The story is told by the princess Orual, the ugly daughter of failing king. Orual is desperate for love, a girl without a mother and with an absent, uncaring father. Her two chief joys in life are her younger half-sister Istra (or Psyche, as they all called her), and the Fox, a Greek slave who tutors and loves her in place of her father.

But then beautiful, sweet little Psyche is accused of bringing a curse on the kingdom. The god worshiped by these people is called Ungit, another version of the Greek goddess Aphrodite, a jealous, vindictive deity. Her priests claim that Psyche’s beauty—and the way the common people worship her for it—mocks Ungit, and she is sentenced to death.

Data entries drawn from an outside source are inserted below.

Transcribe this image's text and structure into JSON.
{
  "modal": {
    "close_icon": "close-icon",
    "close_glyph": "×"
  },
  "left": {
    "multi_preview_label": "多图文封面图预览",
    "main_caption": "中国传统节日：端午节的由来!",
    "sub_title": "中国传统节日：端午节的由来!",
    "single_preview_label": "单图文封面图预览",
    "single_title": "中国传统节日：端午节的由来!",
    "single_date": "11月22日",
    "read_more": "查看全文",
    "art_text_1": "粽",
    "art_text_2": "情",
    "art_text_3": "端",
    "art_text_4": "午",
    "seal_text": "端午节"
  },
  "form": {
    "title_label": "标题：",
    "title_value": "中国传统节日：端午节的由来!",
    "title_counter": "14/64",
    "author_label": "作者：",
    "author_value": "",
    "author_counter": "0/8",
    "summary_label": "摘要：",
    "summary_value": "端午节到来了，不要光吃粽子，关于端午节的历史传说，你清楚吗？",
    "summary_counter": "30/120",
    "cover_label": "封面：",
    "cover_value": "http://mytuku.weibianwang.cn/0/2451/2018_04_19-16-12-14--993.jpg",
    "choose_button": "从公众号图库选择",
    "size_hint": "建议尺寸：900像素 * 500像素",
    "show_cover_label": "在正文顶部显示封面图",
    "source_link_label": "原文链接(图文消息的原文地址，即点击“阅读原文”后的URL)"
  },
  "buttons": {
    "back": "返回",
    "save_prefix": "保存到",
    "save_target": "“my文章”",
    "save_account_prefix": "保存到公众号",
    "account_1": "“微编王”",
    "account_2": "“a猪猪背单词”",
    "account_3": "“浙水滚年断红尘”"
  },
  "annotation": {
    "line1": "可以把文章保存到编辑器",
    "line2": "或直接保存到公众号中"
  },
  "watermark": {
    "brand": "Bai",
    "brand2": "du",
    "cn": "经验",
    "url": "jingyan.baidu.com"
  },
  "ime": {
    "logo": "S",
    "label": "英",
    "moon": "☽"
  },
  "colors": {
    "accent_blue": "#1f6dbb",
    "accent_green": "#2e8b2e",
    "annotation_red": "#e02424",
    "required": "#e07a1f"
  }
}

Or, rather, to be ‘given to the gods’. Orual is desperate and does everything she can to stop the horrifying sentence, but it is carried out, and her little sister is left, bound in chains, on the mountainside as a gift for Ungit’s son. His bride-to-be, the priests insist.


Orual’s pain, her search for her sister, her awareness of her own failings as an ‘ugly’ princess and the steps she takes to seek out Psyche come together in a haunting, heart-wrenching story that made it nearly impossible for me to set this book down. I loved every page, from her beginnings as the abused, hated daughter to her rise as a warrior queen who took a failing kingdom and made it great again. The book is written seemingly in her own hand, an accusation against the gods, she says, because they stole Psyche away from her and treated her so poorly.

The book travels through many years, and through it Orual begins to understand more about herself and the harm her own possessive, selfish love has done to her sister. My heart ached for her, even when she was wrong, even when she hurt the people around her so badly because of her mistakes, because it was so easy to understand and feel the pain behind her actions. This book was the last of C.S. Lewis’s works, and he died before completing it fully, leaving some people dissatisfied with its ending. I thought the abrupt cut off fit well with the writing style and liked the way it panned out, feeling it was as finished as it needed to be. All in all, this book was one I will be reading again and again and would highly recommend to anyone interested in Mr. Lewis’s work.

“As for all I can tell, the only difference is that what many see we call a real thing, and what only one sees we call a dream.”